Volkswagen owners in the United States will receive about $20,000 per car as compensation for the company’s diesel deception. Volkswagen owners in Europe at most get a software update and a short length of plastic tubing.
The startling gap in treatment is the result of European laws that shield corporations from class-action suits brought by unhappy consumers.
Now a group of online legal start-ups wants to change the status quo.
Lawyers in Berlin, Paris and elsewhere in Europe are teaming up with new online services to recruit clients en masse and try to get around the usual restrictions on consumer lawsuits.

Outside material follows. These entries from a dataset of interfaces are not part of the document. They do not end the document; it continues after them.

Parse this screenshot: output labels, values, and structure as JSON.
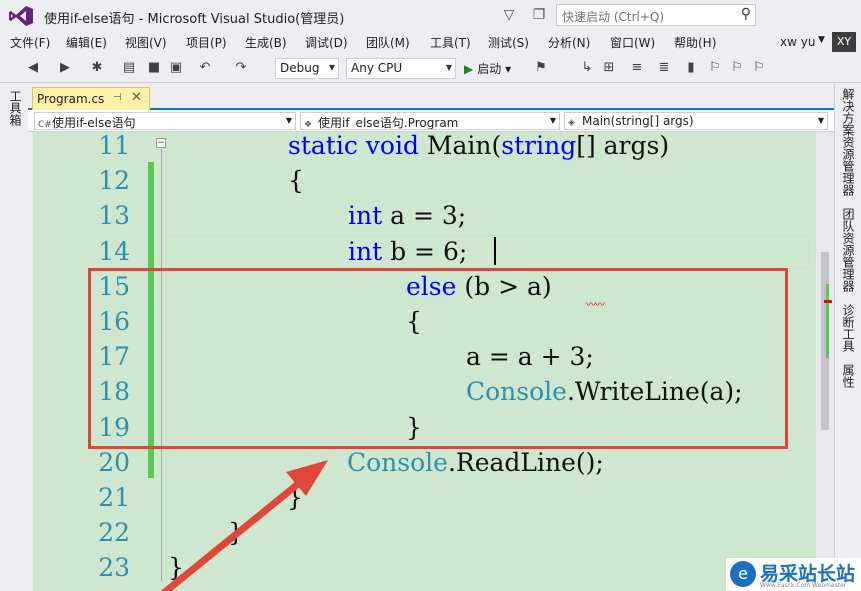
{
  "window": {
    "title": "使用if-else语句 - Microsoft Visual Studio(管理员)",
    "quick_launch_placeholder": "快速启动 (Ctrl+Q)",
    "user_name": "xw yu",
    "user_initials": "XY"
  },
  "menu": [
    "文件(F)",
    "编辑(E)",
    "视图(V)",
    "项目(P)",
    "生成(B)",
    "调试(D)",
    "团队(M)",
    "工具(T)",
    "测试(S)",
    "分析(N)",
    "窗口(W)",
    "帮助(H)"
  ],
  "toolbar": {
    "config": "Debug",
    "platform": "Any CPU",
    "start_label": "启动"
  },
  "left_panel": "工具箱",
  "right_panels": [
    "解决方案资源管理器",
    "团队资源管理器",
    "诊断工具",
    "属性"
  ],
  "tab": {
    "label": "Program.cs",
    "pin": "⊣",
    "close": "✕"
  },
  "navbar": {
    "project": "使用if-else语句",
    "class": "使用if_else语句.Program",
    "member": "Main(string[] args)"
  },
  "editor": {
    "lines": [
      {
        "no": "11",
        "tokens": [
          {
            "t": "static ",
            "c": "kw"
          },
          {
            "t": "void ",
            "c": "kw"
          },
          {
            "t": "Main(",
            "c": ""
          },
          {
            "t": "string",
            "c": "kw"
          },
          {
            "t": "[] args)",
            "c": ""
          }
        ]
      },
      {
        "no": "12",
        "tokens": [
          {
            "t": "{",
            "c": ""
          }
        ]
      },
      {
        "no": "13",
        "tokens": [
          {
            "t": "int ",
            "c": "kw"
          },
          {
            "t": "a = 3;",
            "c": ""
          }
        ]
      },
      {
        "no": "14",
        "tokens": [
          {
            "t": "int ",
            "c": "kw"
          },
          {
            "t": "b = 6;",
            "c": ""
          }
        ]
      },
      {
        "no": "15",
        "tokens": [
          {
            "t": "else ",
            "c": "kw"
          },
          {
            "t": "(b > a)",
            "c": ""
          }
        ]
      },
      {
        "no": "16",
        "tokens": [
          {
            "t": "{",
            "c": ""
          }
        ]
      },
      {
        "no": "17",
        "tokens": [
          {
            "t": "a = a + 3;",
            "c": ""
          }
        ]
      },
      {
        "no": "18",
        "tokens": [
          {
            "t": "Console",
            "c": "cls"
          },
          {
            "t": ".WriteLine(a);",
            "c": ""
          }
        ]
      },
      {
        "no": "19",
        "tokens": [
          {
            "t": "}",
            "c": ""
          }
        ]
      },
      {
        "no": "20",
        "tokens": [
          {
            "t": "Console",
            "c": "cls"
          },
          {
            "t": ".ReadLine();",
            "c": ""
          }
        ]
      },
      {
        "no": "21",
        "tokens": [
          {
            "t": "}",
            "c": ""
          }
        ]
      },
      {
        "no": "22",
        "tokens": [
          {
            "t": "}",
            "c": ""
          }
        ]
      },
      {
        "no": "23",
        "tokens": [
          {
            "t": "}",
            "c": ""
          }
        ]
      }
    ]
  },
  "watermark": {
    "text": "易采站长站",
    "sub": "Www.Easck.Com Webmaster"
  },
  "colors": {
    "accent": "#007acc",
    "editor_bg": "#cfe6cf",
    "keyword": "#0000ff",
    "class": "#2b91af",
    "highlight_box": "#e0463a"
  }
}
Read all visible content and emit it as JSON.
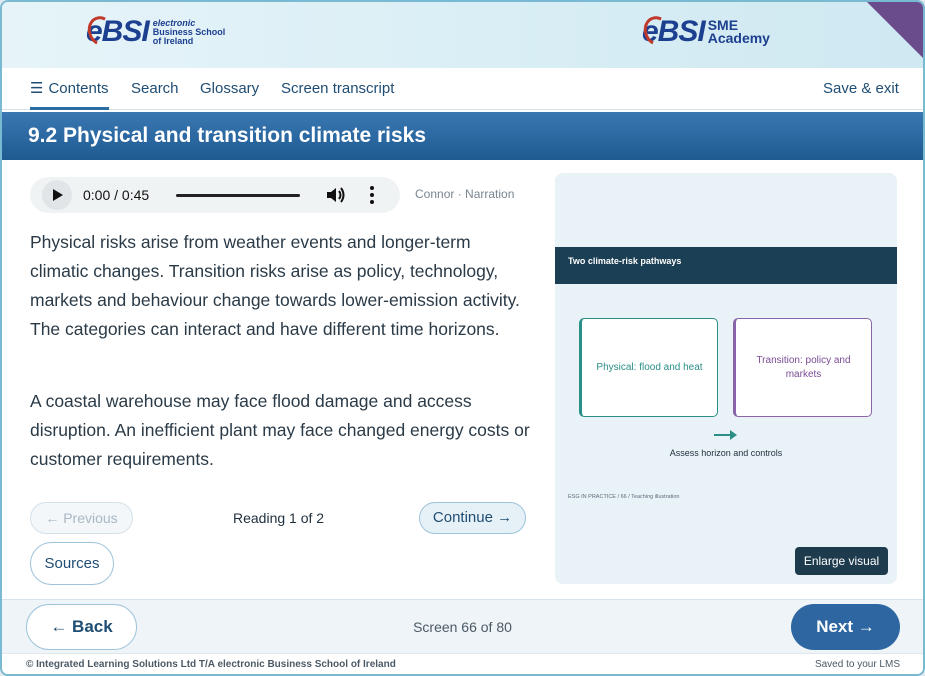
{
  "brand": {
    "left_logo_mark": "eBSI",
    "left_logo_text": [
      "electronic",
      "Business School",
      "of Ireland"
    ],
    "right_logo_mark": "eBSI",
    "right_logo_text": [
      "SME",
      "Academy"
    ],
    "corner_color": "#6a4c8c"
  },
  "nav": {
    "contents_label": "Contents",
    "search_label": "Search",
    "glossary_label": "Glossary",
    "transcript_label": "Screen transcript",
    "save_exit_label": "Save & exit"
  },
  "page": {
    "title": "9.2 Physical and transition climate risks"
  },
  "audio": {
    "time": "0:00 / 0:45",
    "narrator": "Connor · Narration"
  },
  "content": {
    "paragraph_1": "Physical risks arise from weather events and longer-term climatic changes. Transition risks arise as policy, technology, markets and behaviour change towards lower-emission activity. The categories can interact and have different time horizons.",
    "paragraph_2": "A coastal warehouse may face flood damage and access disruption. An inefficient plant may face changed energy costs or customer requirements."
  },
  "reading_nav": {
    "previous_label": "← Previous",
    "status": "Reading 1 of 2",
    "continue_label": "Continue →",
    "sources_label": "Sources"
  },
  "visual": {
    "header": "Two climate-risk pathways",
    "box_physical": "Physical: flood and heat",
    "box_transition": "Transition: policy and markets",
    "caption": "Assess horizon and controls",
    "footnote": "ESG IN PRACTICE / 66 / Teaching illustration",
    "enlarge_label": "Enlarge visual",
    "physical_color": "#2a8f86",
    "transition_color": "#8a64a8"
  },
  "footer": {
    "back_label": "← Back",
    "screen_count": "Screen 66 of 80",
    "next_label": "Next →",
    "legal": "© Integrated Learning Solutions Ltd T/A electronic Business School of Ireland",
    "saved": "Saved to your LMS"
  }
}
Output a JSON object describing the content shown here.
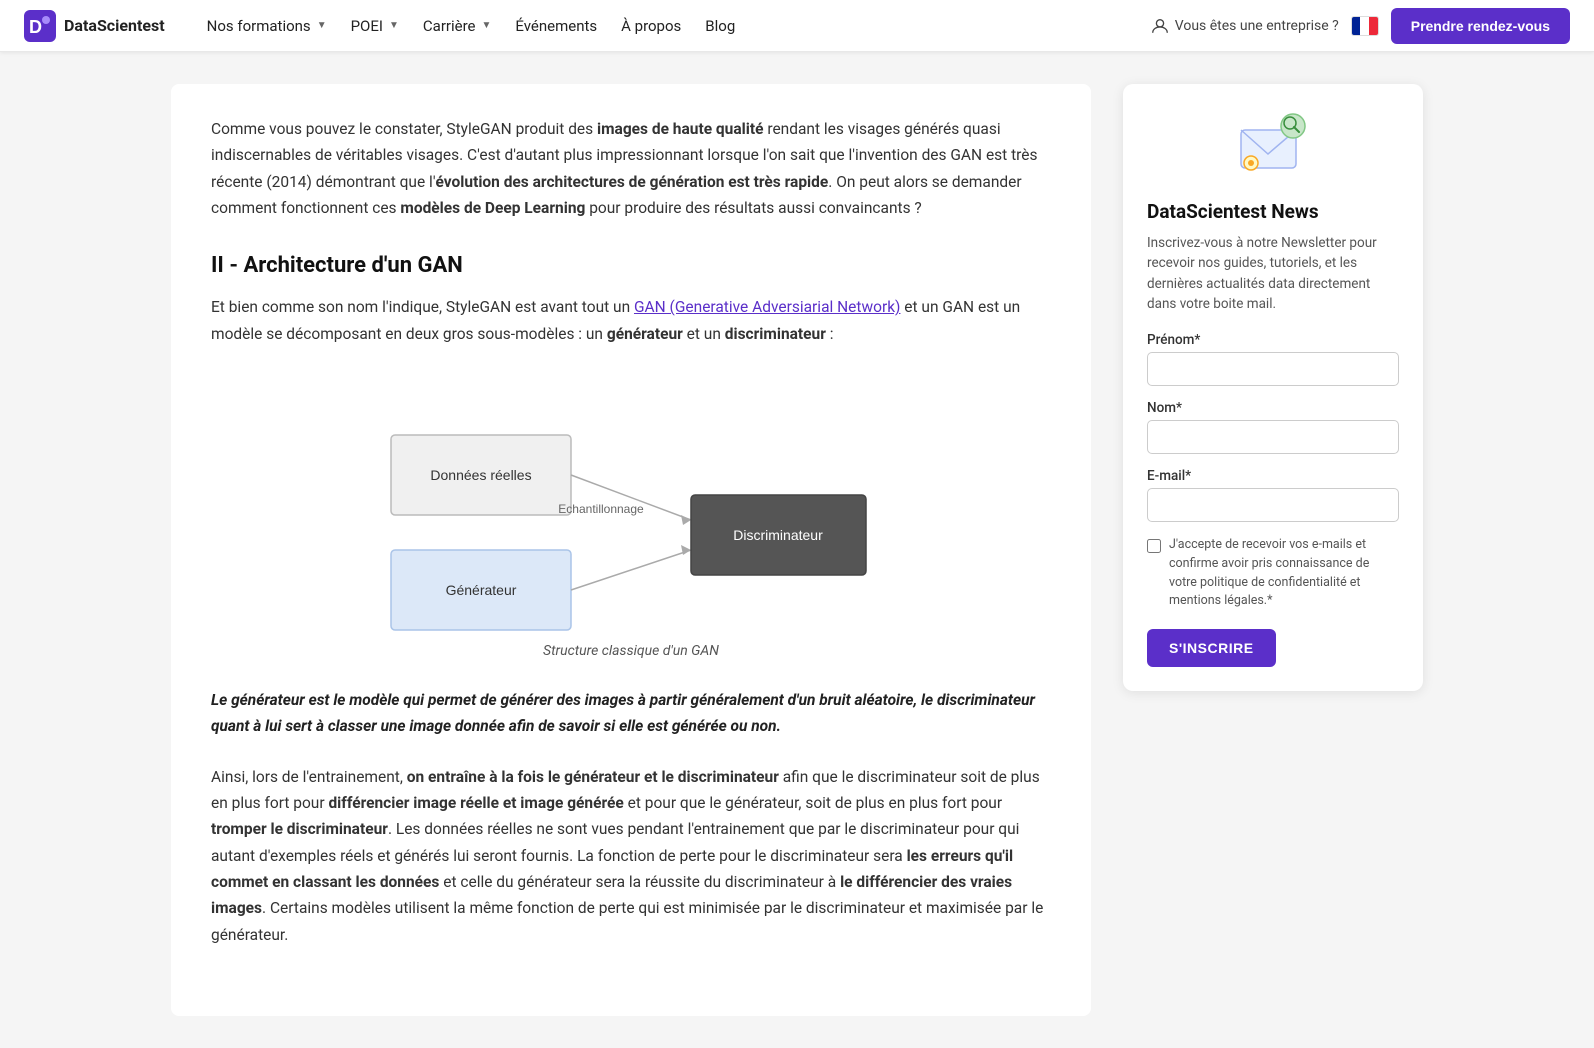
{
  "header": {
    "logo_text": "DataScientest",
    "nav": [
      {
        "label": "Nos formations",
        "has_dropdown": true
      },
      {
        "label": "POEI",
        "has_dropdown": true
      },
      {
        "label": "Carrière",
        "has_dropdown": true
      },
      {
        "label": "Événements",
        "has_dropdown": false
      },
      {
        "label": "À propos",
        "has_dropdown": false
      },
      {
        "label": "Blog",
        "has_dropdown": false
      }
    ],
    "enterprise_label": "Vous êtes une entreprise ?",
    "cta_label": "Prendre rendez-vous"
  },
  "article": {
    "intro_text_1": "Comme vous pouvez le constater, StyleGAN produit des ",
    "intro_bold_1": "images de haute qualité",
    "intro_text_2": " rendant les visages générés quasi indiscernables de véritables visages. C'est d'autant plus impressionnant lorsque l'on sait que l'invention des GAN est très récente (2014) démontrant que l'",
    "intro_bold_2": "évolution des architectures de génération est très rapide",
    "intro_text_3": ". On peut alors se demander comment fonctionnent ces ",
    "intro_bold_3": "modèles de Deep Learning",
    "intro_text_4": " pour produire des résultats aussi convaincants ?",
    "section_heading": "II - Architecture d'un GAN",
    "section_text_1": "Et bien comme son nom l'indique, StyleGAN est avant tout un ",
    "section_link": "GAN (Generative Adversiarial Network)",
    "section_text_2": " et un GAN est un modèle se décomposant en deux gros sous-modèles : un ",
    "section_bold_1": "générateur",
    "section_text_3": " et un ",
    "section_bold_2": "discriminateur",
    "section_text_4": " :",
    "diagram_caption": "Structure classique d'un GAN",
    "diagram": {
      "box1_label": "Données réelles",
      "box2_label": "Générateur",
      "box3_label": "Discriminateur",
      "arrow_label": "Echantillonnage"
    },
    "blockquote": "Le générateur est le modèle qui permet de générer des images à partir généralement d'un bruit aléatoire, le discriminateur quant à lui sert à classer une image donnée afin de savoir si elle est générée ou non.",
    "body_text_1": "Ainsi, lors de l'entrainement, ",
    "body_bold_1": "on entraîne à la fois le générateur et le discriminateur",
    "body_text_2": " afin que le discriminateur soit de plus en plus fort pour ",
    "body_bold_2": "différencier image réelle et image générée",
    "body_text_3": " et pour que le générateur, soit de plus en plus fort pour ",
    "body_bold_3": "tromper le discriminateur",
    "body_text_4": ". Les données réelles ne sont vues pendant l'entrainement que par le discriminateur pour qui autant d'exemples réels et générés lui seront fournis. La fonction de perte pour le discriminateur sera ",
    "body_bold_4": "les erreurs qu'il commet en classant les données",
    "body_text_5": " et celle du générateur sera la réussite du discriminateur à ",
    "body_bold_5": "le différencier des vraies images",
    "body_text_6": ". Certains modèles utilisent la même fonction de perte qui est minimisée par le discriminateur et maximisée par le générateur."
  },
  "sidebar": {
    "title": "DataScientest News",
    "description": "Inscrivez-vous à notre Newsletter pour recevoir nos guides, tutoriels, et les dernières actualités data directement dans votre boite mail.",
    "form": {
      "prenom_label": "Prénom*",
      "prenom_placeholder": "",
      "nom_label": "Nom*",
      "nom_placeholder": "",
      "email_label": "E-mail*",
      "email_placeholder": "",
      "checkbox_text": "J'accepte de recevoir vos e-mails et confirme avoir pris connaissance de votre politique de confidentialité et mentions légales.*",
      "subscribe_label": "S'INSCRIRE"
    }
  }
}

If they are successful, the cost to Volkswagen will dwarf the company’s $15 billion settlement in the United States.
The campaigns are attracting people like Jürgen Franz, a retired advertising executive in Munich who says his Volkswagen, a diesel Tiguan sport utility vehicle, burns more fuel after a software update that was part of a mandatory recall. He drives the same route every morning and now fills his tank more often.
“Why are they getting so much and we’re getting nothing?” Mr. Franz said of American owners.
Plaintiffs’ lawyers hope the efforts will signal a turning point in European jurisprudence, opening up a clearer path for aggrieved customers to join forces across borders to sue big corporations. The case could be the largest consumer action of its kind in Europe.While laws vary, most European countries do not allow large class actions of the variety that led to the $15 billion settlement in the United States. Nor do many European countries, including Germany, allow lawyers to work on commission, so customers who sue companies risk paying not only their own legal fees but also the other side’s if they lose.
Owners’ representatives in Europe are seeking a maximum of 5,000 euros per car, or about $5,600, much less than in the United States. But even that figure could be financially devastating. There are 8.5 million tainted diesels in Europe, compared with about 500,000 in the United States that are covered by the settlement.
So far, only a fraction of Volkswagen owners in Europe have banded together, but more are signing up. Those claims are just one front in an expanding global onslaught of litigation against and official investigations into Volkswagen stemming from its emissions cheating, including ongoing criminal inquiries in the United States and Germany.
Read more of the original article in The New York Times